In September 1992, Apple introduced the Macintosh Performa family of consumer-oriented computers. The LC II was repackaged as the Performa 400. When LC II was replaced by the Macintosh LC III in early 1993, the LC II was discontinued in North America, and two new Performa models (the 405 and 430) were introduced in its place. In October, the Performa 400, 405 and 430 were all discontinued and a new LC II-based model called the Performa 410 was introduced which became Apple's new entry-level computer. The LC II continued to be sold in some markets for some time after that.
The LC II was Apple's highest-selling Macintosh product in 1992.

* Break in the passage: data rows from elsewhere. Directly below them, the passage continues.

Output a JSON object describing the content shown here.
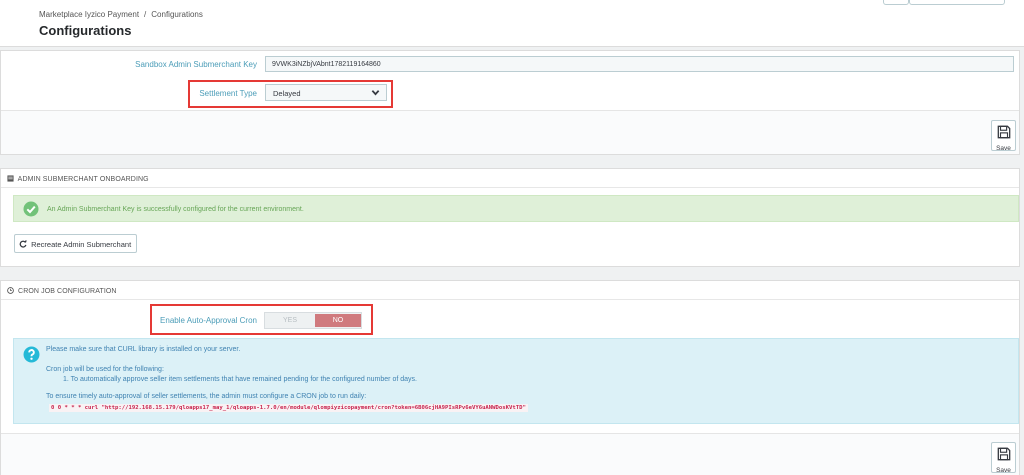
{
  "breadcrumb": {
    "parent": "Marketplace Iyzico Payment",
    "separator": "/",
    "current": "Configurations"
  },
  "page_title": "Configurations",
  "config": {
    "submerchant_key_label": "Sandbox Admin Submerchant Key",
    "submerchant_key_value": "9VWK3iNZbjVAbnt1782119164860",
    "settlement_type_label": "Settlement Type",
    "settlement_type_value": "Delayed",
    "save_label": "Save"
  },
  "onboarding": {
    "heading": "ADMIN SUBMERCHANT ONBOARDING",
    "success_message": "An Admin Submerchant Key is successfully configured for the current environment.",
    "recreate_button": "Recreate Admin Submerchant"
  },
  "cron": {
    "heading": "CRON JOB CONFIGURATION",
    "auto_approval_label": "Enable Auto-Approval Cron",
    "toggle_yes": "YES",
    "toggle_no": "NO",
    "toggle_selected": "NO",
    "info_line1": "Please make sure that CURL library is installed on your server.",
    "info_line2": "Cron job will be used for the following:",
    "info_line3": "1. To automatically approve seller item settlements that have remained pending for the configured number of days.",
    "info_line4": "To ensure timely auto-approval of seller settlements, the admin must configure a CRON job to run daily:",
    "cron_command": "0 0 * * * curl \"http://192.168.15.179/qloapps17_may_1/qloapps-1.7.0/en/module/qlompiyzicopayment/cron?token=6B06cjHA9PIsRPv6eVY6uANWDosKVtTD\"",
    "save_label": "Save"
  },
  "colors": {
    "label_blue": "#4c9db8",
    "highlight_red": "#e53935",
    "toggle_no": "#d07a7e",
    "success_bg": "#dff0d8",
    "info_bg": "#dcf1f7"
  }
}
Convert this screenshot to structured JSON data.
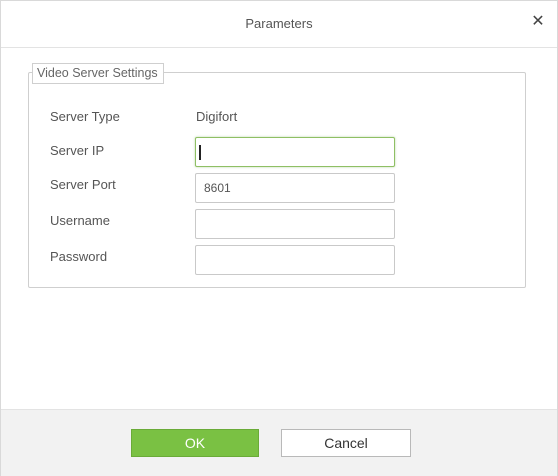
{
  "dialog": {
    "title": "Parameters",
    "close_icon": "close-icon"
  },
  "video_server": {
    "legend": "Video Server Settings",
    "server_type_label": "Server Type",
    "server_type_value": "Digifort",
    "server_ip_label": "Server IP",
    "server_ip_value": "",
    "server_port_label": "Server Port",
    "server_port_value": "8601",
    "username_label": "Username",
    "username_value": "",
    "password_label": "Password",
    "password_value": ""
  },
  "footer": {
    "ok_label": "OK",
    "cancel_label": "Cancel"
  },
  "colors": {
    "ok_button": "#7ac143",
    "focus_border": "#8fbf64"
  }
}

The LC II retains the original LC's 16-bit system bus and 10 MB RAM limit, making its performance roughly the same as the earlier model. The main benefit of the 68030 processor in the LC II is its onboard paged memory management unit, which System 7 uses to enable its new virtual memory feature. Apple had opted to get a quick update to the LC out the door instead of spending the additional time required to do a full architectural update, which would happen the following year with the Macintosh LC III.
The LC II was sold at the same time as the Macintosh IIsi, which was more than $800 more expensive than the LC II, but did not have its 10 MB memory limit, 16-bit data bus, and mono audio output. The IIsi also includes a NuBus expansion slot that the LC II lacks, and can be powered on via a button on the keyboard, unlike the LC range which has a power switch on the back of the unit.
Case: The LC II retains its predecessor's pizza box form factor. The design was updated during the LC II's production run when the auto-inject floppy drive was substituted for a manual-inject unit. The revised front bezel no longer featured the horizontal indentation aligning with the floppy drive, a defining characteristic of the Snow White design language.
Logic board: The LC II retains much of the original LC's logic board design, including a 16-bit data path and a 10 MB memory limit. These limitations limited the machine's ability to take full advantage of the 68030 CPU.
Storage: The LC II shipped with one floppy drive as standard, with options for 40 or 80 MB hard drives. While the original LC had two internal floppy drive connectors, the LC II has one. About 5% of the LC units sold had two floppy drives, and internal hard disks were becoming common by 1992, so the second connector was removed.
Video: The LC II's logic board has one video RAM slot, which is filled with a 256 KB SIMM as standard; the high-end configuration was shipped with a 512 KB SIMM instead. VRAM SIMMs from the original LC are supported in the LC II.
Upgrades: Apple sold a $599 upgrade kit that replaced the LC II's logic board with that of the LC III.
Introduced March 23, 1992 (and discontinued March 15, 1993):
Introduced September 14, 1992:
Introduced April 12, 1993:
Introduced October 18, 1993:
|Timeline of Macintosh Centris, LC, Performa, and Quadra models, colored by CPU type|